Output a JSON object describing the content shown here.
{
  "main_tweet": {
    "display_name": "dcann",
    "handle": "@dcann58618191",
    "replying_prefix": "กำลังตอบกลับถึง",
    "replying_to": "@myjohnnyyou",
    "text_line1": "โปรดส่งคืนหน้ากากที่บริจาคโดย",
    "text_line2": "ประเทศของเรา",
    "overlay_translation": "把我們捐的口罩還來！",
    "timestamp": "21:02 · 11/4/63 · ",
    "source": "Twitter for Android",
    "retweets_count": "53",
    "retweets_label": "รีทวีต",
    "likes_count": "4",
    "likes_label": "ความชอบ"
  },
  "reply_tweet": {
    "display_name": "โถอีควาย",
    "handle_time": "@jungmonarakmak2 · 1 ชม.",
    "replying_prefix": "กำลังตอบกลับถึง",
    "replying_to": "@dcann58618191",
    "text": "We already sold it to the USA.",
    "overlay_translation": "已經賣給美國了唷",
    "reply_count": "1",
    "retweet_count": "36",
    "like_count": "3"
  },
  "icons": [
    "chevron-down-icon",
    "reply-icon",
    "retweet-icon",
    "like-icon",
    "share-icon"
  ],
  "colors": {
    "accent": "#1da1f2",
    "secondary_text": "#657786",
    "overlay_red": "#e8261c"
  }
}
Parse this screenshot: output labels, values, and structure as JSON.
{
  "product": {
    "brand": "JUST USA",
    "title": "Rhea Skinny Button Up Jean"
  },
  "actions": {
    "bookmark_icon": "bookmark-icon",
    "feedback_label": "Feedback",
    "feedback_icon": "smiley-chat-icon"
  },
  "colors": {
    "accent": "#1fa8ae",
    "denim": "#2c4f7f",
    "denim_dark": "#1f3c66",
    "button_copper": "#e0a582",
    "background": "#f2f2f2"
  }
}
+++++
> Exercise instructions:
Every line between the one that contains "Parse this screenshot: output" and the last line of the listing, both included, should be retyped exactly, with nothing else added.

> Reply to the task:
Parse this screenshot: output labels, values, and structure as JSON.
{
  "product": {
    "brand": "JUST USA",
    "title": "Rhea Skinny Button Up Jean"
  },
  "actions": {
    "bookmark_icon": "bookmark-icon",
    "feedback_label": "Feedback",
    "feedback_icon": "smiley-chat-icon"
  },
  "colors": {
    "accent": "#1fa8ae",
    "denim": "#2c4f7f",
    "denim_dark": "#1f3c66",
    "button_copper": "#e0a582",
    "background": "#f2f2f2"
  }
}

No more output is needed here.